Saturday, June 27, 2015

Pardonnez Moi, Mais…I will be in Europe

My small village in the Auvergne
The famous chain of volcanoes in the background
Sky, nothing but sky...
My family's house in 2014
The house in 1972, shortly after my parents purchased it.

Many, who have read this blog over the past few years, know that I slip away to France for a stretch of time during the summer. So, while I am away from Brooklyn, I invite you along on my vacation, if you would like.

I am currently in Barcelona, Spain, then will travel to Andorra, through the Pyrenees, and then on to a small village in the Auvergne, France, where my family has owned an old stone farmhouse for the past 40 years.

Here is a bit of background:Since 1971, my parents have owned a stone farmhouse right in the center of France, four hours south of Paris, five hours North of Marseilles. They bought the house as a week-end place when my family was living in Clermont-Ferrand, France. It needed an incredible amount of work, so for five years, all they did was renovate it to make it livable.

When we moved to the United States, my mother insisted she wanted to keep it, though my father wanted to sell. She won that argument. So every year since purchasing it, my parents spent four summer weeks there. That is until 2003, the year my mother became gravely ill en route to this, her favorite place on earth. She was in a french hospital for four months and had five operations, during which she was unconscious for most of the time. One of the last sentences she whispered to my father before slipping into a coma was: "Take me to my house and I promise you, I will get better in a few days, I promise you."
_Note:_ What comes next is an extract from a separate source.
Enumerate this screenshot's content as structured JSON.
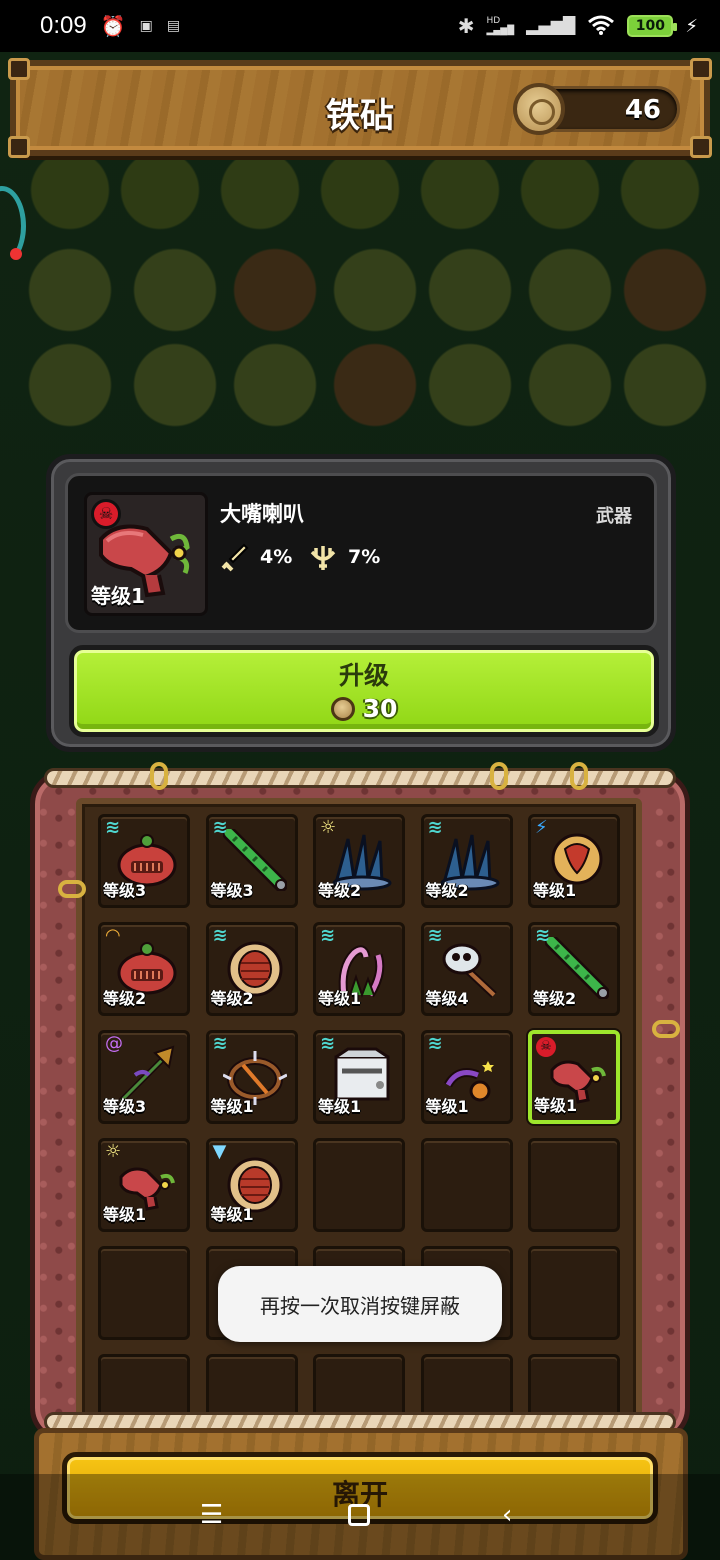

She never saw her beloved house again.

After she passed away, my father, sister and I scattered her ashes under her beloved linden tree in the courtyard of the house. Since then, my husband and I have made the trip to France every year determined to keep her memory alive by keeping this old house in one of the remotest places of France in the family. It represents lots of work and time spent there means lots of repairs and projects, but it has been tremendously  I think my mother would have been proud of us.

The Auvergne is one of the most beautiful areas of France. The famous Bleu D'Auvergne cheese, Michelin tires, as well as Volvic water, come from there. It is a rugged, volcanic area that is so lush that it resembles Ireland, except with better food and spectacular mountains. The landscape is breathtaking. Curvy roads wind their way through beautiful valleys. They lead through small century old villages with beautiful stone houses, and right out again through fields of wheat and sunflowers. It is a magical place.
I will reach my little village and the house in just a few days, but first, Barcelona…
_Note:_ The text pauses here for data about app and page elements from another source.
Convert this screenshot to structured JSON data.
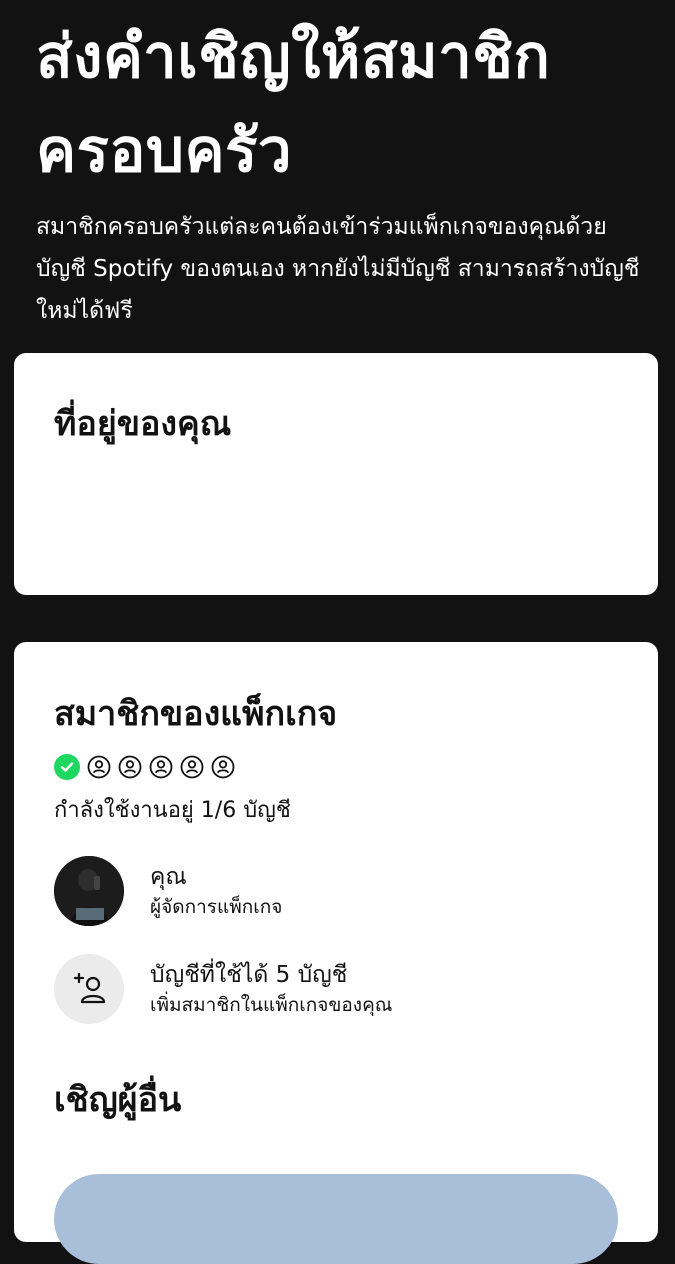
{
  "header": {
    "title": "ส่งคำเชิญให้สมาชิกครอบครัว",
    "subtitle": "สมาชิกครอบครัวแต่ละคนต้องเข้าร่วมแพ็กเกจของคุณด้วยบัญชี Spotify ของตนเอง หากยังไม่มีบัญชี สามารถสร้างบัญชีใหม่ได้ฟรี"
  },
  "address_card": {
    "title": "ที่อยู่ของคุณ"
  },
  "members_card": {
    "title": "สมาชิกของแพ็กเกจ",
    "slots": {
      "filled": 1,
      "total": 6,
      "filled_icon": "check-circle-icon",
      "empty_icon": "person-outline-icon"
    },
    "usage_text": "กำลังใช้งานอยู่ 1/6 บัญชี",
    "members": [
      {
        "name": "คุณ",
        "role": "ผู้จัดการแพ็กเกจ",
        "icon": "avatar"
      }
    ],
    "add_member": {
      "title": "บัญชีที่ใช้ได้ 5 บัญชี",
      "subtitle": "เพิ่มสมาชิกในแพ็กเกจของคุณ",
      "icon": "add-person-icon"
    },
    "invite_title": "เชิญผู้อื่น"
  },
  "colors": {
    "background": "#121212",
    "card": "#ffffff",
    "accent_green": "#1ed760",
    "invite_button": "#a9bed8"
  }
}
I hope you will drop by often, as I will post on my travels and adventure as much as I can. I will occasionally post about Brooklyn as well. So if you have a tip or a photo about Carroll Gardens, I would be more than thankful if you send it my way. Because Brooklyn is never very far from my mind.


Margaret said...

Bon Voyage, Katia - I am always happy for you when you go back to your family house, knowing how much it means to you. And your mother is there always.May the time go slowly.. I look forward to the projects, the market visits, food, and local stories there.

Mrs. G said...

Greetings Katia,

And awaaaaaaaaaay we go! Can't wait for "our" next stop!
Safe travels my friend!

Katia said...

Thanks, Margaret and Mrs. G.

Anonymous said...

I also love your travelogue. Seeing how it's rainy and gross in brooklyn, now.
I am curious. Is your father a French national? How was he able to buy property in France? And hang on to it?
Shengen laws? Old laws? No law? even pals in Normandy has to have someone French involved. Have a glorious trip!!!

Katia said...

My family is German, so we have European Union status.
No problems about owning a house as long as you pay property taxes.

Carina said...

So beautiful! Enjoy your travels!

Katia said...

Thank you very much, Carina.